Corruption in Iraq Leads to Military Ethicist's Suicide
The LA Times reports on the suspicious death of Col. Ted Westhusing. He volunteered for duty in Iraq leaving his position as a professor at West Point. He was tasked with the duty of overseeing USIS, a private security company linked to The Carlyle Group. The company had contracts worth $79 million to train Iraqi police to conduct special operations. Col. Westhusing was investigating the company for fraud and human rights abuses at the time of his death.
According to the LA Times, "[I]n May, Westhusing received an anonymous four-page letter that contained detailed allegations of wrongdoing by USIS.
The writer accused USIS of deliberately shorting the government on the number of trainers to increase its profit margin. More seriously, the writer detailed two incidents in which USIS contractors allegedly had witnessed or participated in the killing of Iraqis.
A USIS contractor accompanied Iraqi police trainees during the assault on Fallouja last November and later boasted about the number of insurgents he had killed, the letter says.
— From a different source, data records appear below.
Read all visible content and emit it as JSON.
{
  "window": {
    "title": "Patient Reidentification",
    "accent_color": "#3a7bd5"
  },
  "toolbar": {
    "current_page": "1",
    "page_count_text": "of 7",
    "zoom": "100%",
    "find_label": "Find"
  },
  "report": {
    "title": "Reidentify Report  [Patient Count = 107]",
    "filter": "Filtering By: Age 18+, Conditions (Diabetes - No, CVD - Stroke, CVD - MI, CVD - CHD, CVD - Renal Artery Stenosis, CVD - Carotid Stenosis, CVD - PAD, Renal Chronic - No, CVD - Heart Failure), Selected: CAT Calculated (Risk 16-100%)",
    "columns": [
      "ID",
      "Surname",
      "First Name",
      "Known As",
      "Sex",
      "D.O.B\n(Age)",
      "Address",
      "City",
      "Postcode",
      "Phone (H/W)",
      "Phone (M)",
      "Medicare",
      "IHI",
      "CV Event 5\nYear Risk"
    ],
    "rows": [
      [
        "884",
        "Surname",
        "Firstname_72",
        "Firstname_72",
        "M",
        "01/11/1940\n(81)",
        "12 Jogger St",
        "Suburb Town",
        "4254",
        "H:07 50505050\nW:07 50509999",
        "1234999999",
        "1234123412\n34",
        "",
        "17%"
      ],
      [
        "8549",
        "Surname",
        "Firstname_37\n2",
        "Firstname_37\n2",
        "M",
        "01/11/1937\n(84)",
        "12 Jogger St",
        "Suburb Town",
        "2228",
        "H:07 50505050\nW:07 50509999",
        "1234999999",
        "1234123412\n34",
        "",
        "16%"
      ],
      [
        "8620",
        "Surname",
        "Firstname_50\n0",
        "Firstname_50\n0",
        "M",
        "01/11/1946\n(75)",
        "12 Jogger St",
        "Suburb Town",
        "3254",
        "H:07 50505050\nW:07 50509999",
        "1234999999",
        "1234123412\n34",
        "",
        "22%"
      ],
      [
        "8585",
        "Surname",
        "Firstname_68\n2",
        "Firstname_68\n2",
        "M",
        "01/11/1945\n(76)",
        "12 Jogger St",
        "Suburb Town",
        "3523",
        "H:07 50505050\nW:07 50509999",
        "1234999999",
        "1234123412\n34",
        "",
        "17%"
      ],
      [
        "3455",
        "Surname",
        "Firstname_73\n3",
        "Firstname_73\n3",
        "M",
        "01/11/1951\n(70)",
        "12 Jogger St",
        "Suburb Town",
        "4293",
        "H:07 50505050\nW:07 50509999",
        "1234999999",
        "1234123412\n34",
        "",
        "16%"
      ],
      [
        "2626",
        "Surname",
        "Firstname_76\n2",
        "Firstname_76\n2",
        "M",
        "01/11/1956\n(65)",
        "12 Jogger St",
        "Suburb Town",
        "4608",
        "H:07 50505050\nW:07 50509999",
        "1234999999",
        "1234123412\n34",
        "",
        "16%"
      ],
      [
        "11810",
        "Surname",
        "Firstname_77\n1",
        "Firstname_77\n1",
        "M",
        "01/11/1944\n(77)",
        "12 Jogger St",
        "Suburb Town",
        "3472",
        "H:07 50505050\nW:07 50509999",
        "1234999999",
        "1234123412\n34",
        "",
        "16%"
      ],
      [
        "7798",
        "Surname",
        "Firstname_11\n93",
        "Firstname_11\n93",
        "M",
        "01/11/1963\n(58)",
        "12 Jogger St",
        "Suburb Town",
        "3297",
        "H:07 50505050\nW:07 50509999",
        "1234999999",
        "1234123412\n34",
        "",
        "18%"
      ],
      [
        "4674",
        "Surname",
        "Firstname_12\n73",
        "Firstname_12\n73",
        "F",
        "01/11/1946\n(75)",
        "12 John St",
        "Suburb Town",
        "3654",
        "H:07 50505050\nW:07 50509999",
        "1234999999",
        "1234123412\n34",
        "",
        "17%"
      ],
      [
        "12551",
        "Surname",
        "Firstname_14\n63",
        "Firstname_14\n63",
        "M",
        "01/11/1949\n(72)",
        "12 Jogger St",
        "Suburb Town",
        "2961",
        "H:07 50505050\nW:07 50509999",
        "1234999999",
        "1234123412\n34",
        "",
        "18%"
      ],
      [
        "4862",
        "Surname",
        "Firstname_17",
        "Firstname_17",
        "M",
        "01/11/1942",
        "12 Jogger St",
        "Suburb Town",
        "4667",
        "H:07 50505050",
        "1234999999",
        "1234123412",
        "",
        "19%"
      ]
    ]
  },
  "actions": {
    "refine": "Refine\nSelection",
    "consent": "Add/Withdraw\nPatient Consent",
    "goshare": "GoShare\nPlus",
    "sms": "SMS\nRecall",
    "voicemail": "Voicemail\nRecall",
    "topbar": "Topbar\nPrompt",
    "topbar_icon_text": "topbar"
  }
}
Private security contractors are not allowed to conduct offensive operations.
In a second incident, the letter says, a USIS employee saw Iraqi police trainees kill two innocent Iraqi civilians, then covered it up. A USIS manager 'did not want it reported because he thought it would put his contract at risk.'"
"U.S. officials investigated and found 'no contractual violations,' an Army spokesman said. Bill Winter, a USIS spokesman, said the investigation 'found these allegations to be unfounded.'
However, several U.S. officials said inquiries on USIS were ongoing. One U.S. military official, who, like others, requested anonymity because of the sensitivity of the case, said the inquiries had turned up problems, but nothing to support the more serious charges of human rights violations.
'As is typical, there may be a wisp of truth in each of the allegations,' the official said.
The letter shook Westhusing, who felt personally implicated by accusations that he was too friendly with USIS management, according to an e-mail in the report.
'This is a mess … dunno what I will do with this,' he wrote home to his family May 18.
The colonel began to complain to colleagues about 'his dislike of the contractors,' who, he said, 'were paid too much money by the government,' according to one captain.
'The meetings [with contractors] were never easy and always contentious. The contracts were in dispute and always under discussion,' an Army Corps of Engineers official told investigators."
His family and close friends reject the Army's conclusion that Col. Westhusing committed suicide.